Reviews by Our Customers Under the Age of 13

We highly value and respect everyone's opinion concerning the titles we offer. However, we cannot allow persons under the age of 13 to have accounts at BN.com or to post customer reviews. Please see our Terms of Use for more details.

What to exclude from your review:

Please do not write about reviews, commentary, or information posted on the product page. If you see any errors in the information on the product page, please send us an email.

Reviews should not contain any of the following:

  • - HTML tags, profanity, obscenities, vulgarities, or comments that defame anyone
  • - Time-sensitive information such as tour dates, signings, lectures, etc.
  • - Single-word reviews. Other people will read your review to discover why you liked or didn't like the title. Be descriptive.
  • - Comments focusing on the author or that may ruin the ending for others
  • - Phone numbers, addresses, URLs
  • - Pricing and availability information or alternative ordering information
  • - Advertisements or commercial solicitation

Reminder:

  • - By submitting a review, you grant to Barnes & Noble.com and its sublicensees the royalty-free, perpetual, irrevocable right and license to use the review in accordance with the Barnes & Noble.com Terms of Use.
  • - Barnes & Noble.com reserves the right not to post any review -- particularly those that do not follow the terms and conditions of these Rules. Barnes & Noble.com also reserves the right to remove any review at any time without notice.
  • - See Terms of Use for other conditions and disclaimers.
Search for Products You'd Like to Recommend

Recommend other products that relate to your review. Just search for them below and share!

Create a Pen Name

Your Pen Name is your unique identity on BN.com. It will appear on the reviews you write and other website activities. Your Pen Name cannot be edited, changed or deleted once submitted.

 
Your Pen Name can be any combination of alphanumeric characters (plus - and _), and must be at least two characters long.

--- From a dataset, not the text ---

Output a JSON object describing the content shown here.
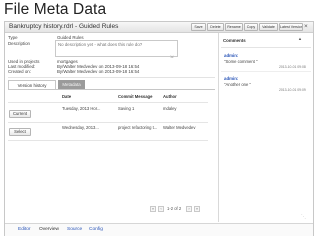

Continue Anonymously

    If you find inappropriate content, please report it to Barnes & Noble
    Why is this product inappropriate?
    Comments (optional)